This has been a very scary time for my 36 years. And I am curious what Covid has done to my lungs. I was already someone who in the last two years has: a) gotten their lungs x-ray’d at urgent care in 2020, and b) did a lung test last year because I was sure something was wrong with them. Yes, it’s like hypochondria 2.0 but also, I need my damn lungs.

So now, when and hopefully if, this surge of Covid calms down – probably in the summer, I will be paying to have my lungs looked at once again to compare any damage that this virus has caused. My lungs are my pride and joy – I talk for a living. I sing as an outlet. I need them, just like you, to breathe. And I don’t want to stop anytime soon.

Anyway. Thank you for coming to my Ted Talk. I am sharing this experience to hopefully open some eyes, or relate to anyone going through it right now, or to at least mark this moment in time. I try to be transparent as much as possible with my audience about anything happening in my life, and this is an experience that can affect anyone.

Please consult your primary care doctor for your experience. I am beyond thankful to mine.
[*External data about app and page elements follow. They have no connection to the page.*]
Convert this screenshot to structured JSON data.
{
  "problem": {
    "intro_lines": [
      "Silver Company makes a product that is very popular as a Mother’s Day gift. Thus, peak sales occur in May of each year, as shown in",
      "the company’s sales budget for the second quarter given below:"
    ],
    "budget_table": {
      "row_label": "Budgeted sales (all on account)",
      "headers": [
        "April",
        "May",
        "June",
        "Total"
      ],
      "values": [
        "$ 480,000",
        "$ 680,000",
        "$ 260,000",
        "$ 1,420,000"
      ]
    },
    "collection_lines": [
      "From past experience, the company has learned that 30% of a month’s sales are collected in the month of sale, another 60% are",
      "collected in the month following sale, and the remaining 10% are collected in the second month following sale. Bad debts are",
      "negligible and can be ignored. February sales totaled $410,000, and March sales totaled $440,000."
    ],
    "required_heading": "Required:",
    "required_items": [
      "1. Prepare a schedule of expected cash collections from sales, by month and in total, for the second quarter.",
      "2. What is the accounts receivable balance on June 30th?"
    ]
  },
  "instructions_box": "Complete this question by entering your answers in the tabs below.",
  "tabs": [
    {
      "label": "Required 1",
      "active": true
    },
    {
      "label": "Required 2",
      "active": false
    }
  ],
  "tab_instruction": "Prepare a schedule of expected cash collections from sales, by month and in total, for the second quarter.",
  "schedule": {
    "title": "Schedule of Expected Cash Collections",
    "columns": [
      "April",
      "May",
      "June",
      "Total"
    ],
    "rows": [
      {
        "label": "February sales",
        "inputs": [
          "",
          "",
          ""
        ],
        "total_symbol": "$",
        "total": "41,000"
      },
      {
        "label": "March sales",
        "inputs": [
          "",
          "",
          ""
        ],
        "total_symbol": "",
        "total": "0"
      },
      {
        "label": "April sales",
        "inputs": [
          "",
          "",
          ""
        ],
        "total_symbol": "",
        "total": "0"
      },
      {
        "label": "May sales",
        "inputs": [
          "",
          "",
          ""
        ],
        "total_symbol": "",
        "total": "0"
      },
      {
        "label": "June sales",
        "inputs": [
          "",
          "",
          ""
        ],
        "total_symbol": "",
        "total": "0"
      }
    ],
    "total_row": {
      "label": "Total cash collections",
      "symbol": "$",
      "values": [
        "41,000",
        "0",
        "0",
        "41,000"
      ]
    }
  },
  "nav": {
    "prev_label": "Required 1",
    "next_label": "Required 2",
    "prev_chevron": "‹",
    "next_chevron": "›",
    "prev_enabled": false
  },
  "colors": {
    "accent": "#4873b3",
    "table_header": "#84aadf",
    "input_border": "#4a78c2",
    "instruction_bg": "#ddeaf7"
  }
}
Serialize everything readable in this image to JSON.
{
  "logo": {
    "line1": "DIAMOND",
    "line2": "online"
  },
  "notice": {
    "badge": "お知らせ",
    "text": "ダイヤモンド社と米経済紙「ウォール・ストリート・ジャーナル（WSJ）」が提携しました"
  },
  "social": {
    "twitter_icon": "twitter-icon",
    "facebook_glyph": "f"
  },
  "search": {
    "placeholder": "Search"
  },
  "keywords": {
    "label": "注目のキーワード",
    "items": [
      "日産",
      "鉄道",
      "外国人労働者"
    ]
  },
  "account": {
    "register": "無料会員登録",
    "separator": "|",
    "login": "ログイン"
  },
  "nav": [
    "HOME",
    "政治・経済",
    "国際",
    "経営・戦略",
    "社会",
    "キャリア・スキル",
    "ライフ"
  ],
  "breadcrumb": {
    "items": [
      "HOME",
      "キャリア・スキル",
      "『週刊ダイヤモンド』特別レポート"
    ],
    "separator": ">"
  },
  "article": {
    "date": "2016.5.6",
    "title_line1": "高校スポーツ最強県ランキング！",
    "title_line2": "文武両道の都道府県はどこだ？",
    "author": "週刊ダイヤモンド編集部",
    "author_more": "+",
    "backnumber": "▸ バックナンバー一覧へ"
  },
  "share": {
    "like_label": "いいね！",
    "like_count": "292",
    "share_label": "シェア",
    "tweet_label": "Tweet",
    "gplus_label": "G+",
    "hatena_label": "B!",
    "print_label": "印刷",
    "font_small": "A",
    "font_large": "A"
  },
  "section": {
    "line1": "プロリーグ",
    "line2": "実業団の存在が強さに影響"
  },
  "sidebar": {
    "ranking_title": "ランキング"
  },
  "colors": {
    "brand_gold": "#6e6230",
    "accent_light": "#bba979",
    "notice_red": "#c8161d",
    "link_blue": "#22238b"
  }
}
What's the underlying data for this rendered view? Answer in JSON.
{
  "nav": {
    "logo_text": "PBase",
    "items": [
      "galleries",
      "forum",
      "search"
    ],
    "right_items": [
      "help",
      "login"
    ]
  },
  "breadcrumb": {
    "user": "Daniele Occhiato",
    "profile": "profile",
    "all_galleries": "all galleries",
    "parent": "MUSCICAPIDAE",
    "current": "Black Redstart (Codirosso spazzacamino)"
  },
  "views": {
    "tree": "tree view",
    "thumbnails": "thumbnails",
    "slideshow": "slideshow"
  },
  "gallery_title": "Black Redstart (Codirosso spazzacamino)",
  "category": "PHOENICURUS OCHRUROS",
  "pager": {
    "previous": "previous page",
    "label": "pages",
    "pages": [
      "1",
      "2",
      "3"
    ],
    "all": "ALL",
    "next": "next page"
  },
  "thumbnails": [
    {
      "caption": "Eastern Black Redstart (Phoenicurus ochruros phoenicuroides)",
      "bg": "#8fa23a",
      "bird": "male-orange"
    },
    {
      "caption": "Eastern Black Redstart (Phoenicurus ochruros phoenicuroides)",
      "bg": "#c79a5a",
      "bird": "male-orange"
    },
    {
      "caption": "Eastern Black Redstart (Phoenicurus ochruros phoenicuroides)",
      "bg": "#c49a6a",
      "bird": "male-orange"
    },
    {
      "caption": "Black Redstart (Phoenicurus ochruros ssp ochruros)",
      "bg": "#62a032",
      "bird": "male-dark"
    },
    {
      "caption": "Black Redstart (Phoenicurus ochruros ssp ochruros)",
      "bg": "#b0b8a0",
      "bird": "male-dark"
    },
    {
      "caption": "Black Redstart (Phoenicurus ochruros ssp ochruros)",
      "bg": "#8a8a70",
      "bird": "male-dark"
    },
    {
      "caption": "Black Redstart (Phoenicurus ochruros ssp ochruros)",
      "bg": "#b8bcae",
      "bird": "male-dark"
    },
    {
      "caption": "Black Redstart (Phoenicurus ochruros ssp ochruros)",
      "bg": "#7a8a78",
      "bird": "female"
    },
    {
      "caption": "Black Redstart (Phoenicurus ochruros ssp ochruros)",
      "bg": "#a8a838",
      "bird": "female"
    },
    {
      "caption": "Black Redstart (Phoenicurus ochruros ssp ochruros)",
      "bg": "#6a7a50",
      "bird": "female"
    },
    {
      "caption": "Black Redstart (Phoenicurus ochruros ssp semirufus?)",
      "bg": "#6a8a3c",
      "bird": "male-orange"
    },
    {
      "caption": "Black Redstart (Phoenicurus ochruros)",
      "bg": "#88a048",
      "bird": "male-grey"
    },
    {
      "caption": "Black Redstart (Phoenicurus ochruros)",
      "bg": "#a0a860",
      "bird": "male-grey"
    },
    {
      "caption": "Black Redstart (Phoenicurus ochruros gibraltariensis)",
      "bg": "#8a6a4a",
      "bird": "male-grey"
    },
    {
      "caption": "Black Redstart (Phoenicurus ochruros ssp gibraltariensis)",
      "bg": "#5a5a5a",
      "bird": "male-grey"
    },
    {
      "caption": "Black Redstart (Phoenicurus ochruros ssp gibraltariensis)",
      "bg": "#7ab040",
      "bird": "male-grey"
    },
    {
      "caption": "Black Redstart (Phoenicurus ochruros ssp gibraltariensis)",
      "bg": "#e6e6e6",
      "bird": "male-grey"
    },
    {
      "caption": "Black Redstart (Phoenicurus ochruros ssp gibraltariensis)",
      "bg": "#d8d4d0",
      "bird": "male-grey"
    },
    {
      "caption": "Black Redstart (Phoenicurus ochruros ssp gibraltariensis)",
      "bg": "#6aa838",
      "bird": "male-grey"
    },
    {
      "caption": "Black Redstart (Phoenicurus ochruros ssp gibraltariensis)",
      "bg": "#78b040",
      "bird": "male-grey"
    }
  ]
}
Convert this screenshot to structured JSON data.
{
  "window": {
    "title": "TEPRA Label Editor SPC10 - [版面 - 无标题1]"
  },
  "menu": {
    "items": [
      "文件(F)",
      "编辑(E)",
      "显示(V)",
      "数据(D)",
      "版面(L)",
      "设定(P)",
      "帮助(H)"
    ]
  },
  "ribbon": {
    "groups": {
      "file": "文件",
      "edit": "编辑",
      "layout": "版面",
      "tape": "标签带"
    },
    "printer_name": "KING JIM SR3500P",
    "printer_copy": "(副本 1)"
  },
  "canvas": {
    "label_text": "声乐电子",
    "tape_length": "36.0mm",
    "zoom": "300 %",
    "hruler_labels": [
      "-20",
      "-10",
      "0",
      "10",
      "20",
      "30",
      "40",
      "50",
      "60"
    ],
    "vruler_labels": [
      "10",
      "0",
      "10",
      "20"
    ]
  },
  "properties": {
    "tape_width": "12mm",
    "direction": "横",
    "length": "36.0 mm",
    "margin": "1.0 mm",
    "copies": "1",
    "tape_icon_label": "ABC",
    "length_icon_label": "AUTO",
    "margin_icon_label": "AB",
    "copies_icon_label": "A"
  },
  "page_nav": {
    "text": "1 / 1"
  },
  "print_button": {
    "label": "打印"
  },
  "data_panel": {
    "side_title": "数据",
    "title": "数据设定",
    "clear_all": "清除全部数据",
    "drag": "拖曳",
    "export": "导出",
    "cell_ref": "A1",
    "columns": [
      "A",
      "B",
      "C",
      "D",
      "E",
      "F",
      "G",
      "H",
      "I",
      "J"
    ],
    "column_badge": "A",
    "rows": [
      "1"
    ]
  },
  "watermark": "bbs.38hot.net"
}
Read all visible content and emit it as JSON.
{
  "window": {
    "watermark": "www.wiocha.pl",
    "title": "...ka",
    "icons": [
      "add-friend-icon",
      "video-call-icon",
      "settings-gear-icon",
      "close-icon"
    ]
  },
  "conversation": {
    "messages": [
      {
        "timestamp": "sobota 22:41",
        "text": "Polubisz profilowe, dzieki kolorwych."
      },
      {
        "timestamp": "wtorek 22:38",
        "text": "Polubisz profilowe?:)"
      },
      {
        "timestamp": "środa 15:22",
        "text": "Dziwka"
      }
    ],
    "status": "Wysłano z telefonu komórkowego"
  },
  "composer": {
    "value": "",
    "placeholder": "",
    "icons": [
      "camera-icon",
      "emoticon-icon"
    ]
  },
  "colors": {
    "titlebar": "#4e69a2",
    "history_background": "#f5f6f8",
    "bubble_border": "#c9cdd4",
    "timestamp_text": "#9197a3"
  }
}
You have probably read many articles online like I have. Make sure they’re a REAL source. Do your best to know what’s happening in your body and in the world — we are all more connected than we realize.

And please know: I have been serious about this pandemic since it started. I have listened to the people who are smarter than me, and I have tried like hell to do everything I can to be safe. I am lucky to be here, and if you’re reading this – YOU ARE LUCKY TO BE HERE. I sincerely HOPE that you, or the person you love most in the world, never has to go through this experience. And if you do, I hope it’s mild… but you will not know until you’re alone in a room, not knowing what is happening to you, until you do. And that is the reality.

Please keep doing your part to remain safe – if not for you, then everyone else.

I am hoping to never go through this again and I am stepping up my efforts, even more than before. Because I cared before I got COVID and I care more now.

Stay well.